Training rural manpower. Every year, the lack of intensified farming to meet the needs of a rapidly increasing population leads to the departure-of masses of rural inhabitants to the towns. It is the young men who leave, often the strongest, the more innovative, the better educated. The rural areas are losing the only inhabitants able to change their way of life and who have the vitality and the will to succeed. Their reasons for leaving are numerous and obvious. Life is easier in the towns, and the opportunities and prospects for employment are greater there. The villages offer no cultural life but restraints and customs instead.

Because those workers who stay behind are the less skilled, problems of know-how on the farms arise. As a result, orchards have been reduced in size on the big farms, seed improvement has been delayed, cropping methods have been simplified, and several of the more specialized skills have disappeared (grafting, pruning, etc.). The opposite seems to have occurred, however, in the market gardens of the big towns and with the new industrial crops.

There is no point pleading for the cause of retraining farm labourers unless such a programme in accompanied by a number of related measures: intensified farming, greater crop variety, better markets, higher pay for labour, and technical training according to need.

But to achieve this, it is not sufficient to make rules, or pass legislation, or even provide purely financial or administrative measures. The problem is to make a global change in the economy, increase purchasing power in urban areas, and bring about a positive change in the demand for labour.

Improvements must be made in labour legislation, which is of no use if it is not backed by a strong social movement. The need for it must be voiced clearly by those concerned. Labour laws are no good on their own, but no progress can be made without them.

For instance, in the same way that it imposes taxes, the Government could impose on employers a wage scale, better protection for workers against industrial injuries, proper lodgings for them, recognition of their level of education, and a pension scheme. But all this implies a change in the relations between the Government and the land owners. The long-term interests of both parties cannot do without improving the conditions of farm labour.

Improving non-agricultural employment. If the smallest viable farm covers 13 hectares, half the rural population must find a living in non-agricultural activities. This is already happening: part-time work is no novelty, nor is it a Moroccan speciality, but it has become more and more typical of the labour situation in Morocco in the last 15 years or so.

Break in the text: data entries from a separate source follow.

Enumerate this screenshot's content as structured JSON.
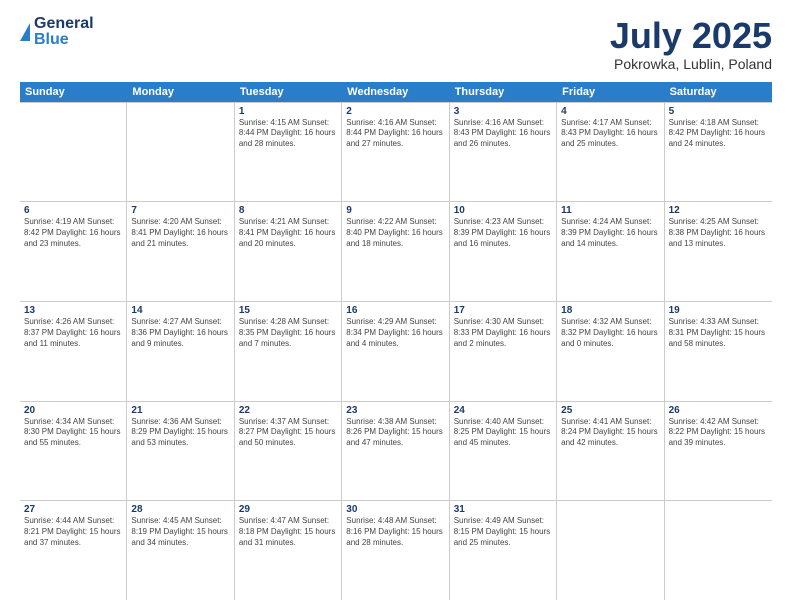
{
  "header": {
    "logo": {
      "general": "General",
      "blue": "Blue"
    },
    "title": "July 2025",
    "subtitle": "Pokrowka, Lublin, Poland"
  },
  "calendar": {
    "weekdays": [
      "Sunday",
      "Monday",
      "Tuesday",
      "Wednesday",
      "Thursday",
      "Friday",
      "Saturday"
    ],
    "rows": [
      [
        {
          "day": "",
          "info": ""
        },
        {
          "day": "",
          "info": ""
        },
        {
          "day": "1",
          "info": "Sunrise: 4:15 AM\nSunset: 8:44 PM\nDaylight: 16 hours\nand 28 minutes."
        },
        {
          "day": "2",
          "info": "Sunrise: 4:16 AM\nSunset: 8:44 PM\nDaylight: 16 hours\nand 27 minutes."
        },
        {
          "day": "3",
          "info": "Sunrise: 4:16 AM\nSunset: 8:43 PM\nDaylight: 16 hours\nand 26 minutes."
        },
        {
          "day": "4",
          "info": "Sunrise: 4:17 AM\nSunset: 8:43 PM\nDaylight: 16 hours\nand 25 minutes."
        },
        {
          "day": "5",
          "info": "Sunrise: 4:18 AM\nSunset: 8:42 PM\nDaylight: 16 hours\nand 24 minutes."
        }
      ],
      [
        {
          "day": "6",
          "info": "Sunrise: 4:19 AM\nSunset: 8:42 PM\nDaylight: 16 hours\nand 23 minutes."
        },
        {
          "day": "7",
          "info": "Sunrise: 4:20 AM\nSunset: 8:41 PM\nDaylight: 16 hours\nand 21 minutes."
        },
        {
          "day": "8",
          "info": "Sunrise: 4:21 AM\nSunset: 8:41 PM\nDaylight: 16 hours\nand 20 minutes."
        },
        {
          "day": "9",
          "info": "Sunrise: 4:22 AM\nSunset: 8:40 PM\nDaylight: 16 hours\nand 18 minutes."
        },
        {
          "day": "10",
          "info": "Sunrise: 4:23 AM\nSunset: 8:39 PM\nDaylight: 16 hours\nand 16 minutes."
        },
        {
          "day": "11",
          "info": "Sunrise: 4:24 AM\nSunset: 8:39 PM\nDaylight: 16 hours\nand 14 minutes."
        },
        {
          "day": "12",
          "info": "Sunrise: 4:25 AM\nSunset: 8:38 PM\nDaylight: 16 hours\nand 13 minutes."
        }
      ],
      [
        {
          "day": "13",
          "info": "Sunrise: 4:26 AM\nSunset: 8:37 PM\nDaylight: 16 hours\nand 11 minutes."
        },
        {
          "day": "14",
          "info": "Sunrise: 4:27 AM\nSunset: 8:36 PM\nDaylight: 16 hours\nand 9 minutes."
        },
        {
          "day": "15",
          "info": "Sunrise: 4:28 AM\nSunset: 8:35 PM\nDaylight: 16 hours\nand 7 minutes."
        },
        {
          "day": "16",
          "info": "Sunrise: 4:29 AM\nSunset: 8:34 PM\nDaylight: 16 hours\nand 4 minutes."
        },
        {
          "day": "17",
          "info": "Sunrise: 4:30 AM\nSunset: 8:33 PM\nDaylight: 16 hours\nand 2 minutes."
        },
        {
          "day": "18",
          "info": "Sunrise: 4:32 AM\nSunset: 8:32 PM\nDaylight: 16 hours\nand 0 minutes."
        },
        {
          "day": "19",
          "info": "Sunrise: 4:33 AM\nSunset: 8:31 PM\nDaylight: 15 hours\nand 58 minutes."
        }
      ],
      [
        {
          "day": "20",
          "info": "Sunrise: 4:34 AM\nSunset: 8:30 PM\nDaylight: 15 hours\nand 55 minutes."
        },
        {
          "day": "21",
          "info": "Sunrise: 4:36 AM\nSunset: 8:29 PM\nDaylight: 15 hours\nand 53 minutes."
        },
        {
          "day": "22",
          "info": "Sunrise: 4:37 AM\nSunset: 8:27 PM\nDaylight: 15 hours\nand 50 minutes."
        },
        {
          "day": "23",
          "info": "Sunrise: 4:38 AM\nSunset: 8:26 PM\nDaylight: 15 hours\nand 47 minutes."
        },
        {
          "day": "24",
          "info": "Sunrise: 4:40 AM\nSunset: 8:25 PM\nDaylight: 15 hours\nand 45 minutes."
        },
        {
          "day": "25",
          "info": "Sunrise: 4:41 AM\nSunset: 8:24 PM\nDaylight: 15 hours\nand 42 minutes."
        },
        {
          "day": "26",
          "info": "Sunrise: 4:42 AM\nSunset: 8:22 PM\nDaylight: 15 hours\nand 39 minutes."
        }
      ],
      [
        {
          "day": "27",
          "info": "Sunrise: 4:44 AM\nSunset: 8:21 PM\nDaylight: 15 hours\nand 37 minutes."
        },
        {
          "day": "28",
          "info": "Sunrise: 4:45 AM\nSunset: 8:19 PM\nDaylight: 15 hours\nand 34 minutes."
        },
        {
          "day": "29",
          "info": "Sunrise: 4:47 AM\nSunset: 8:18 PM\nDaylight: 15 hours\nand 31 minutes."
        },
        {
          "day": "30",
          "info": "Sunrise: 4:48 AM\nSunset: 8:16 PM\nDaylight: 15 hours\nand 28 minutes."
        },
        {
          "day": "31",
          "info": "Sunrise: 4:49 AM\nSunset: 8:15 PM\nDaylight: 15 hours\nand 25 minutes."
        },
        {
          "day": "",
          "info": ""
        },
        {
          "day": "",
          "info": ""
        }
      ]
    ]
  }
}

Recent studies have shown that secondary activities, which in numerous cases have become the principal activity, are mainly in the services, transport, urban construction sites, and government work camps. Secondary productive industries and handicrafts are in a bad way in rural areas, except where the products are intended for the tourist market.

One solution would be to consider "proto-industrialization" by encouraging workers from areas with insufficient available land to move to the highly productive agricultural areas and work in the processing sector. The range of possible activities would include: processing dairy produce, wool, skins, horns, honey and wax, pottery and ceramics, stonework, oil; drying (dates, apricots, pulses), preserving (meat, jam), fibre (plaits, weaving, hide tanning), energy products (biogas, wind and solar energy), leisure industries and tourism.

In order to develop and expand these possibilities, serious investment programmes need to be devised and adapted to each single case, and these must consider continuous training for the labour force.